Legislators in Maharashtra pressed for reintroduction of offline admissions for SSC-passed students into junior colleges, despite court directives against it. Complaining of confusion and panic among students over the ongoing online admission process, the ruling
Bharatiya Janata Party’s MLA, Raj Purohit, even demanded a 50 per cent quota for local students. The South Mumbai MLA had earlier led a demonstration against the BJP-controlled government raising the demand.
Echoing Purohit’s demand, Shiv Sena’s Sunil Prabhu said colleges should be asked to admit local students as a “special case”. While Prabhu claimed that all Assembly legislators were in favour of the move, BJP’s Sunil Deshmukh opposed the suggestion. “The admission process must be merit-based. How can we suggest that a meritorious student from the suburbs or far-off suburbs should be deprived of admission to a top South Mumbai college just because he does not stay there?” Deshmukh asked.

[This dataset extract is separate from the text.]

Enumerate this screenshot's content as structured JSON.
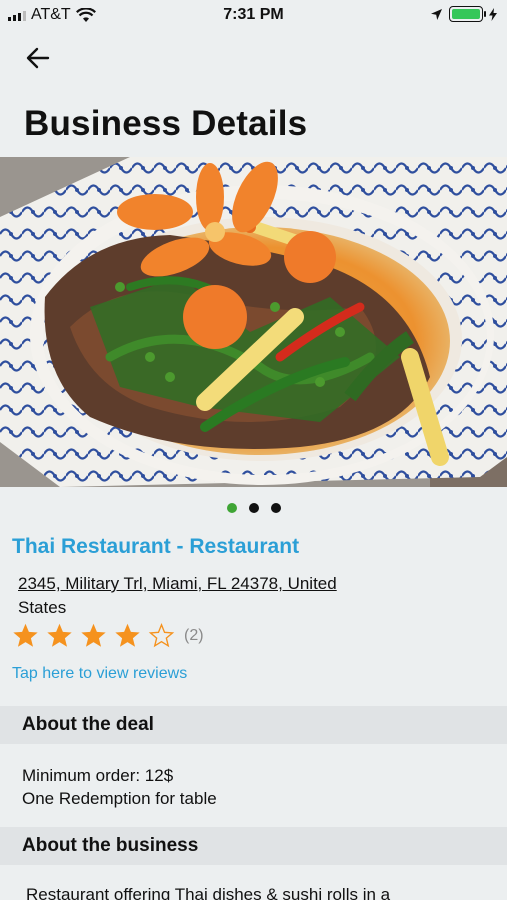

The offline reservation demand was raised during a calling attention motion raised by the Leader of Opposition, Radhakrishna Vikhe-Patil, alleging that there was chaos and confusion regarding online admission. Education Minister Vinod Tawde, who had earlier spoken out against political interference in the admission process, reiterated the court’s directives mandating online admissions but went on to announce that a separate meeting of legislators and opinion of the Advocate General would be sought to review the demand for admission of local students.
During the discussion, Tawde admitted that complaints regarding deficiencies in the online process and inconvenience to students had been received. “Action has been initiated against the company (Nyasa Asia Private Limited) appointed for these,” said Tawde, adding that the process would be streamlined further. Congress legislators had demanded action against the company.